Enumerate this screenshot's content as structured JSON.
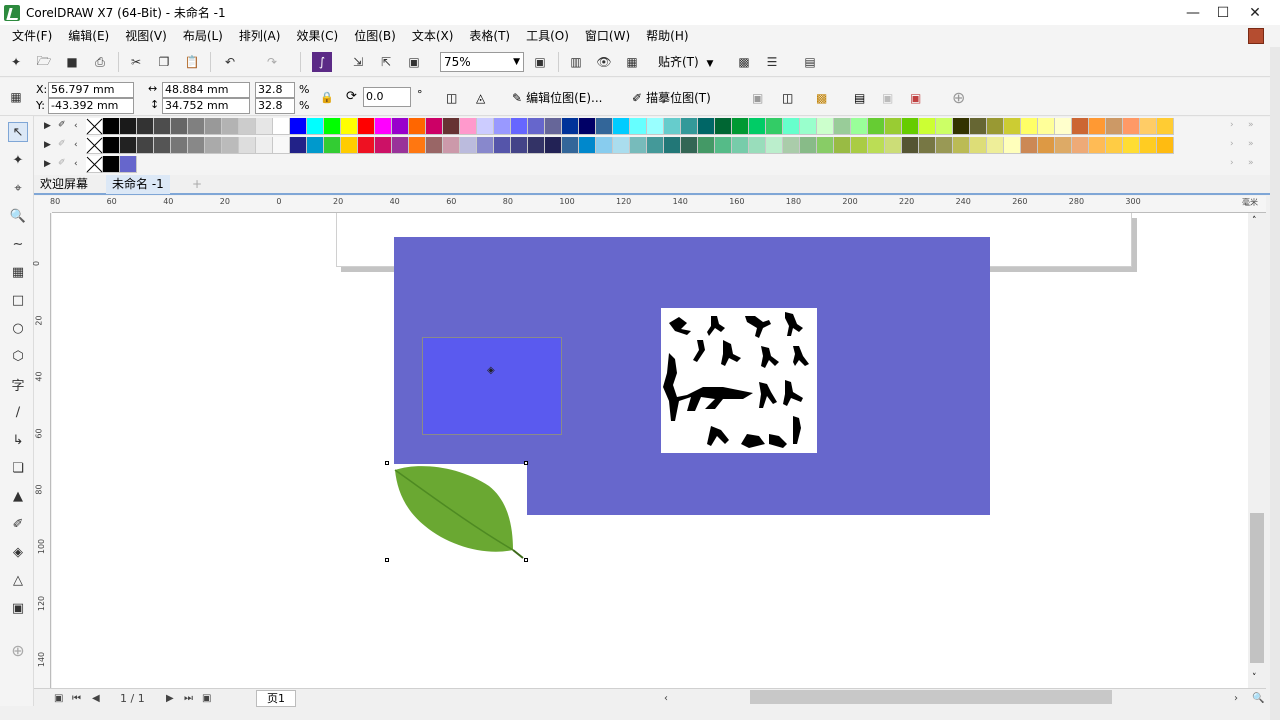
{
  "window": {
    "title": "CorelDRAW X7 (64-Bit) - 未命名 -1"
  },
  "menu": [
    "文件(F)",
    "编辑(E)",
    "视图(V)",
    "布局(L)",
    "排列(A)",
    "效果(C)",
    "位图(B)",
    "文本(X)",
    "表格(T)",
    "工具(O)",
    "窗口(W)",
    "帮助(H)"
  ],
  "toolbar": {
    "zoom": "75%",
    "snap_label": "贴齐(T)"
  },
  "property_bar": {
    "x_label": "X:",
    "x_value": "56.797 mm",
    "y_label": "Y:",
    "y_value": "-43.392 mm",
    "width_value": "48.884 mm",
    "height_value": "34.752 mm",
    "scale_w": "32.8",
    "scale_h": "32.8",
    "percent": "%",
    "rotation": "0.0",
    "degree": "°",
    "edit_bitmap": "编辑位图(E)...",
    "trace_bitmap": "描摹位图(T)"
  },
  "tabs": {
    "welcome": "欢迎屏幕",
    "document": "未命名 -1"
  },
  "ruler": {
    "h_labels": [
      "80",
      "60",
      "40",
      "20",
      "0",
      "20",
      "40",
      "60",
      "80",
      "100",
      "120",
      "140",
      "160",
      "180",
      "200",
      "220",
      "240",
      "260",
      "280",
      "300"
    ],
    "unit": "毫米",
    "v_labels": [
      "0",
      "20",
      "40",
      "60",
      "80",
      "100",
      "120",
      "140"
    ]
  },
  "navigation": {
    "page_counter": "1 / 1",
    "page_tab": "页1"
  },
  "palette": {
    "row1": [
      "#000000",
      "#1a1a1a",
      "#333333",
      "#4d4d4d",
      "#666666",
      "#808080",
      "#999999",
      "#b3b3b3",
      "#cccccc",
      "#e6e6e6",
      "#ffffff",
      "#0000ff",
      "#00ffff",
      "#00ff00",
      "#ffff00",
      "#ff0000",
      "#ff00ff",
      "#9900cc",
      "#ff6600",
      "#cc0066",
      "#663333",
      "#ff99cc",
      "#ccccff",
      "#9999ff",
      "#6666ff",
      "#6666cc",
      "#666699",
      "#003399",
      "#000066",
      "#336699",
      "#00ccff",
      "#66ffff",
      "#99ffff",
      "#66cccc",
      "#339999",
      "#006666",
      "#006633",
      "#009933",
      "#00cc66",
      "#33cc66",
      "#66ffcc",
      "#99ffcc",
      "#ccffcc",
      "#99cc99",
      "#99ff99",
      "#66cc33",
      "#99cc33",
      "#66cc00",
      "#ccff33",
      "#ccff66",
      "#333300",
      "#666633",
      "#999933",
      "#cccc33",
      "#ffff66",
      "#ffff99",
      "#ffffcc",
      "#cc6633",
      "#ff9933",
      "#cc9966",
      "#ff9966",
      "#ffcc66",
      "#ffcc33"
    ],
    "row2": [
      "#000000",
      "#222222",
      "#444444",
      "#555555",
      "#777777",
      "#888888",
      "#aaaaaa",
      "#bbbbbb",
      "#dddddd",
      "#eeeeee",
      "#f8f8f8",
      "#222288",
      "#0099cc",
      "#33cc33",
      "#ffcc00",
      "#ee1122",
      "#cc1166",
      "#993399",
      "#ff7711",
      "#996666",
      "#cc99aa",
      "#bbbbdd",
      "#8888cc",
      "#5555aa",
      "#444488",
      "#333366",
      "#222255",
      "#336699",
      "#0088cc",
      "#88ccee",
      "#aaddee",
      "#77bbbb",
      "#449999",
      "#227777",
      "#336655",
      "#449966",
      "#55bb88",
      "#77ccaa",
      "#99ddbb",
      "#bbeecc",
      "#aaccaa",
      "#88bb88",
      "#88cc66",
      "#99bb44",
      "#aacc44",
      "#bbdd55",
      "#ccdd77",
      "#555533",
      "#777744",
      "#999955",
      "#bbbb55",
      "#dddd77",
      "#eeee99",
      "#ffffbb",
      "#cc8855",
      "#dd9944",
      "#ddaa66",
      "#eeaa77",
      "#ffbb55",
      "#ffcc44",
      "#ffdd33",
      "#ffcc22",
      "#ffbb11"
    ],
    "row3": [
      "#000000",
      "#6666cc"
    ]
  },
  "colors": {
    "accent_blue": "#6767cc",
    "selected_fill": "#5a5aef"
  }
}
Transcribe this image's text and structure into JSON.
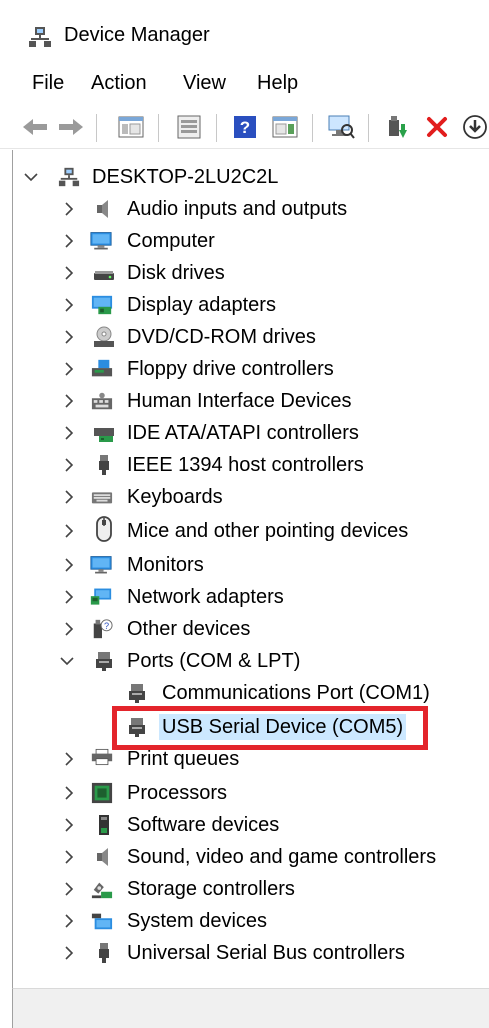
{
  "window": {
    "title": "Device Manager"
  },
  "menu": [
    "File",
    "Action",
    "View",
    "Help"
  ],
  "toolbar": {
    "buttons": [
      "back-arrow-icon",
      "forward-arrow-icon",
      "show-hide-console-tree-icon",
      "properties-icon",
      "help-icon",
      "action-pane-icon",
      "scan-hardware-icon",
      "update-driver-icon",
      "uninstall-icon",
      "download-icon"
    ]
  },
  "tree": {
    "root": "DESKTOP-2LU2C2L",
    "categories": [
      "Audio inputs and outputs",
      "Computer",
      "Disk drives",
      "Display adapters",
      "DVD/CD-ROM drives",
      "Floppy drive controllers",
      "Human Interface Devices",
      "IDE ATA/ATAPI controllers",
      "IEEE 1394 host controllers",
      "Keyboards",
      "Mice and other pointing devices",
      "Monitors",
      "Network adapters",
      "Other devices",
      "Ports (COM & LPT)",
      "Print queues",
      "Processors",
      "Software devices",
      "Sound, video and game controllers",
      "Storage controllers",
      "System devices",
      "Universal Serial Bus controllers"
    ],
    "ports_children": [
      "Communications Port (COM1)",
      "USB Serial Device (COM5)"
    ],
    "selected": "USB Serial Device (COM5)"
  },
  "colors": {
    "selection": "#cce8ff",
    "highlight": "#e3242b",
    "accent": "#0078d7"
  }
}
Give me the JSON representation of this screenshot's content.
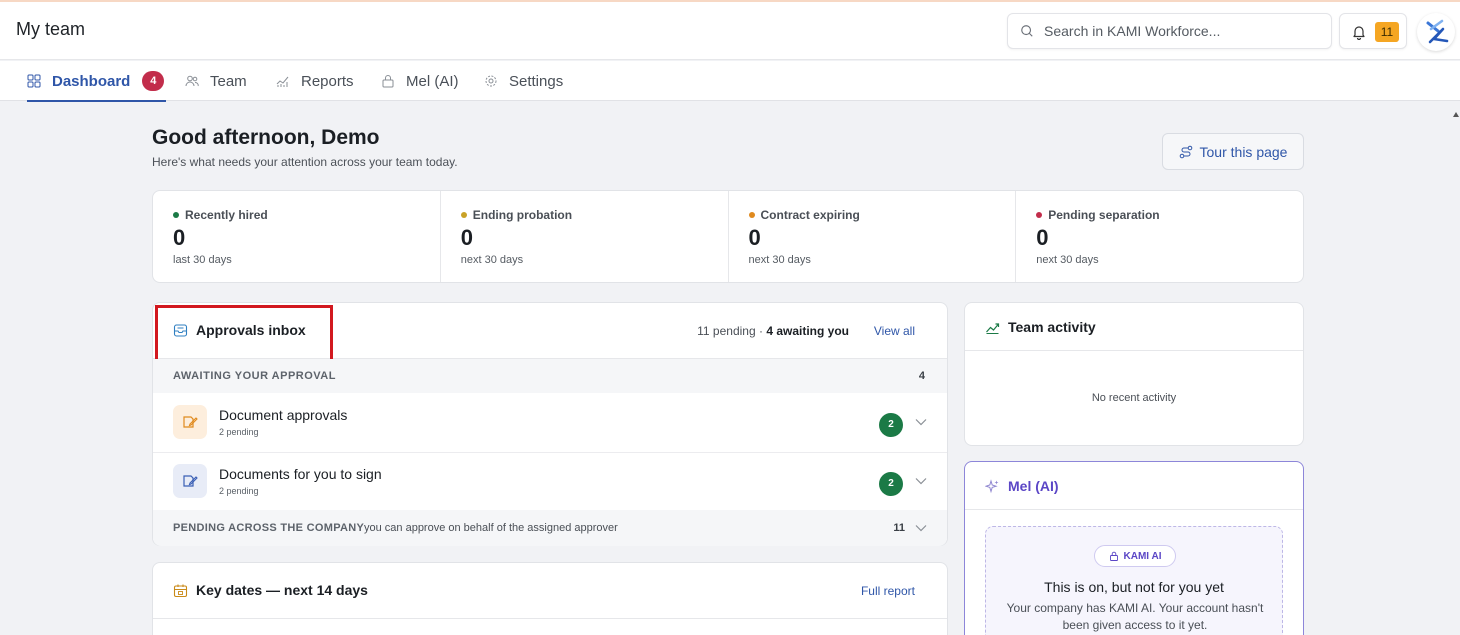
{
  "header": {
    "title": "My team",
    "search_placeholder": "Search in KAMI Workforce...",
    "notification_count": "11"
  },
  "nav": {
    "tabs": [
      {
        "label": "Dashboard",
        "badge": "4",
        "active": true
      },
      {
        "label": "Team"
      },
      {
        "label": "Reports"
      },
      {
        "label": "Mel (AI)"
      },
      {
        "label": "Settings"
      }
    ]
  },
  "page": {
    "greeting": "Good afternoon, Demo",
    "subtitle": "Here's what needs your attention across your team today.",
    "tour_button": "Tour this page"
  },
  "stats": [
    {
      "label": "Recently hired",
      "value": "0",
      "sub": "last 30 days",
      "color": "#1b7a46"
    },
    {
      "label": "Ending probation",
      "value": "0",
      "sub": "next 30 days",
      "color": "#c9a227"
    },
    {
      "label": "Contract expiring",
      "value": "0",
      "sub": "next 30 days",
      "color": "#e08a1e"
    },
    {
      "label": "Pending separation",
      "value": "0",
      "sub": "next 30 days",
      "color": "#c22d4b"
    }
  ],
  "approvals": {
    "title": "Approvals inbox",
    "summary_pending": "11 pending · ",
    "summary_awaiting": "4 awaiting you",
    "view_all": "View all",
    "awaiting_label": "AWAITING YOUR APPROVAL",
    "awaiting_count": "4",
    "items": [
      {
        "title": "Document approvals",
        "sub": "2 pending",
        "count": "2"
      },
      {
        "title": "Documents for you to sign",
        "sub": "2 pending",
        "count": "2"
      }
    ],
    "company_label": "PENDING ACROSS THE COMPANY",
    "company_note": "you can approve on behalf of the assigned approver",
    "company_count": "11"
  },
  "key_dates": {
    "title": "Key dates — next 14 days",
    "link": "Full report"
  },
  "activity": {
    "title": "Team activity",
    "empty": "No recent activity"
  },
  "mel": {
    "title": "Mel (AI)",
    "pill": "KAMI AI",
    "heading": "This is on, but not for you yet",
    "body": "Your company has KAMI AI. Your account hasn't been given access to it yet."
  },
  "colors": {
    "accent": "#2f56a8",
    "badge_red": "#c22d4b",
    "success_green": "#1b7a46",
    "notification_orange": "#f5a623",
    "ai_purple": "#5b46c6",
    "highlight_red": "#d2181f"
  }
}
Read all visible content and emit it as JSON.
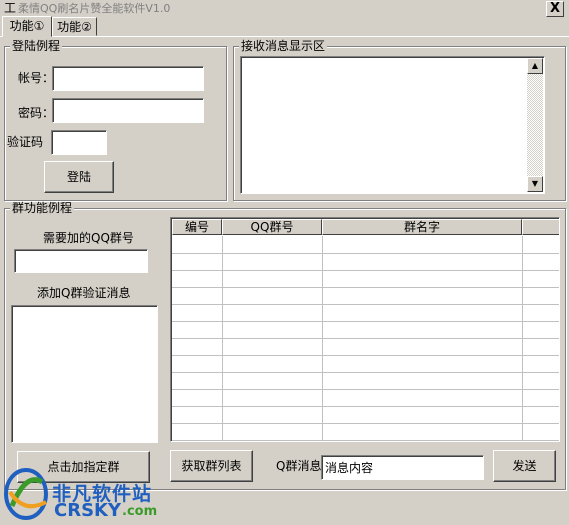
{
  "window": {
    "title": "柔情QQ刷名片赞全能软件V1.0",
    "close_label": "X"
  },
  "tabs": [
    {
      "label": "功能①",
      "active": true
    },
    {
      "label": "功能②",
      "active": false
    }
  ],
  "login": {
    "group_title": "登陆例程",
    "account_label": "帐号：",
    "password_label": "密码：",
    "captcha_label": "验证码",
    "account_value": "",
    "password_value": "",
    "captcha_value": "",
    "login_button": "登陆"
  },
  "messages": {
    "group_title": "接收消息显示区",
    "content": ""
  },
  "group_func": {
    "group_title": "群功能例程",
    "need_add_label": "需要加的QQ群号",
    "group_number_value": "",
    "add_verify_label": "添加Q群验证消息",
    "verify_message_value": "",
    "add_group_button": "点击加指定群",
    "table": {
      "columns": [
        "编号",
        "QQ群号",
        "群名字",
        ""
      ],
      "rows": []
    },
    "get_list_button": "获取群列表",
    "qmsg_label": "Q群消息",
    "qmsg_value": "消息内容",
    "send_button": "发送"
  },
  "watermark": {
    "cn_text": "非凡软件站",
    "en_text": "CRSKY",
    "domain_text": ".com"
  },
  "colors": {
    "face": "#d4d0c8",
    "watermark_blue": "#1f5fc0",
    "watermark_green": "#3a9a2a"
  }
}
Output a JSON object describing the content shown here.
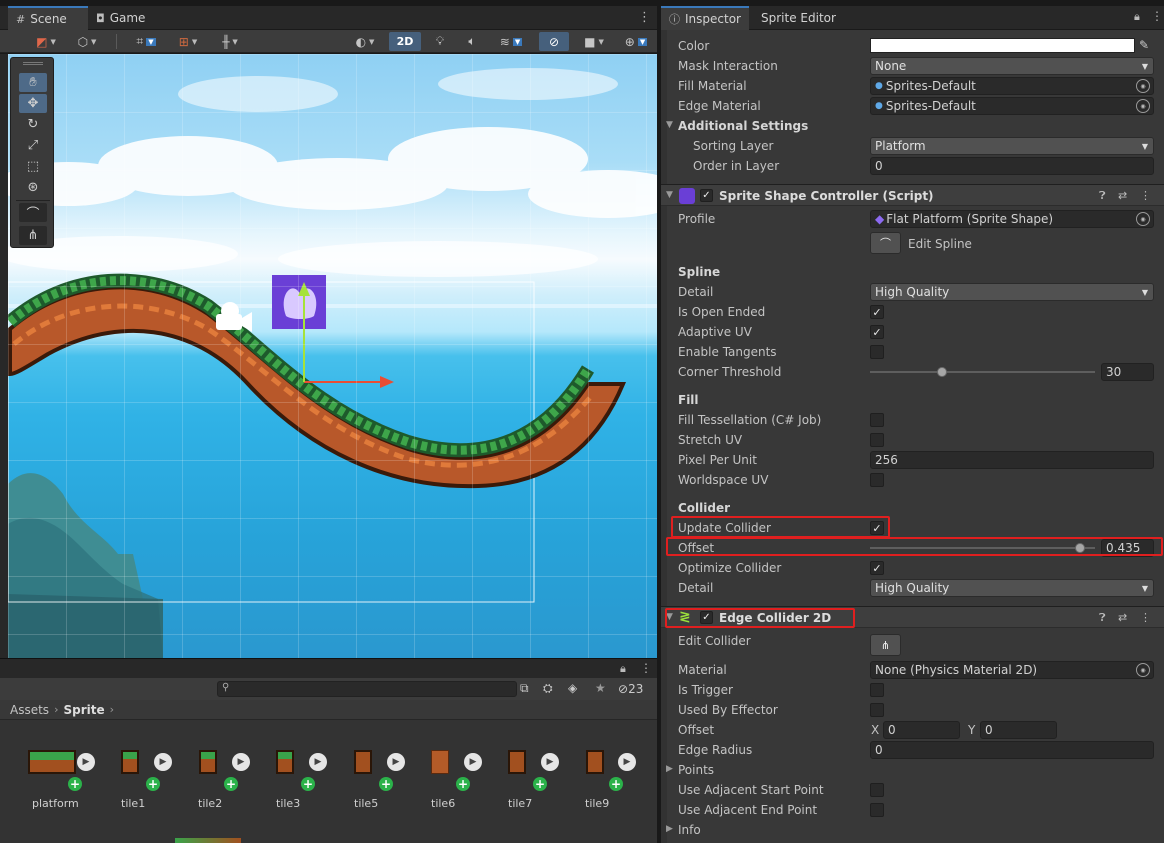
{
  "scene_tabs": {
    "scene": "Scene",
    "game": "Game"
  },
  "toolbar": {
    "mode_2d": "2D"
  },
  "project": {
    "search_placeholder": "",
    "hidden_count": "23",
    "breadcrumb": {
      "root": "Assets",
      "folder": "Sprite"
    },
    "assets": [
      {
        "name": "platform"
      },
      {
        "name": "tile1"
      },
      {
        "name": "tile2"
      },
      {
        "name": "tile3"
      },
      {
        "name": "tile5"
      },
      {
        "name": "tile6"
      },
      {
        "name": "tile7"
      },
      {
        "name": "tile9"
      }
    ]
  },
  "inspector": {
    "tabs": {
      "inspector": "Inspector",
      "sprite_editor": "Sprite Editor"
    },
    "renderer": {
      "color_label": "Color",
      "mask_label": "Mask Interaction",
      "mask_value": "None",
      "fill_material_label": "Fill Material",
      "fill_material_value": "Sprites-Default",
      "edge_material_label": "Edge Material",
      "edge_material_value": "Sprites-Default",
      "additional_settings": "Additional Settings",
      "sorting_layer_label": "Sorting Layer",
      "sorting_layer_value": "Platform",
      "order_label": "Order in Layer",
      "order_value": "0"
    },
    "controller": {
      "title": "Sprite Shape Controller (Script)",
      "profile_label": "Profile",
      "profile_value": "Flat Platform (Sprite Shape)",
      "edit_spline": "Edit Spline",
      "spline_header": "Spline",
      "detail_label": "Detail",
      "detail_value": "High Quality",
      "open_ended_label": "Is Open Ended",
      "open_ended": true,
      "adaptive_uv_label": "Adaptive UV",
      "adaptive_uv": true,
      "tangents_label": "Enable Tangents",
      "tangents": false,
      "corner_label": "Corner Threshold",
      "corner_value": "30",
      "corner_fraction": 0.32,
      "fill_header": "Fill",
      "tess_label": "Fill Tessellation (C# Job)",
      "tess": false,
      "stretch_label": "Stretch UV",
      "stretch": false,
      "ppu_label": "Pixel Per Unit",
      "ppu_value": "256",
      "worldspace_label": "Worldspace UV",
      "worldspace": false,
      "collider_header": "Collider",
      "update_collider_label": "Update Collider",
      "update_collider": true,
      "offset_label": "Offset",
      "offset_value": "0.435",
      "offset_fraction": 0.935,
      "optimize_label": "Optimize Collider",
      "optimize": true,
      "col_detail_label": "Detail",
      "col_detail_value": "High Quality"
    },
    "edge_collider": {
      "title": "Edge Collider 2D",
      "edit_label": "Edit Collider",
      "material_label": "Material",
      "material_value": "None (Physics Material 2D)",
      "trigger_label": "Is Trigger",
      "trigger": false,
      "effector_label": "Used By Effector",
      "effector": false,
      "offset_label": "Offset",
      "offset_x_label": "X",
      "offset_x": "0",
      "offset_y_label": "Y",
      "offset_y": "0",
      "radius_label": "Edge Radius",
      "radius_value": "0",
      "points_label": "Points",
      "adj_start_label": "Use Adjacent Start Point",
      "adj_start": false,
      "adj_end_label": "Use Adjacent End Point",
      "adj_end": false,
      "info_label": "Info"
    }
  },
  "colors": {
    "accent": "#3a79bb",
    "highlight": "#e01f1f",
    "panel": "#383838"
  }
}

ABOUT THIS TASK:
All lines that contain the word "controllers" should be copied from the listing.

EXPECTED ANSWER:
      "Floppy drive controllers",
      "IDE ATA/ATAPI controllers",
      "IEEE 1394 host controllers",
      "Sound, video and game controllers",
      "Storage controllers",
      "Universal Serial Bus controllers"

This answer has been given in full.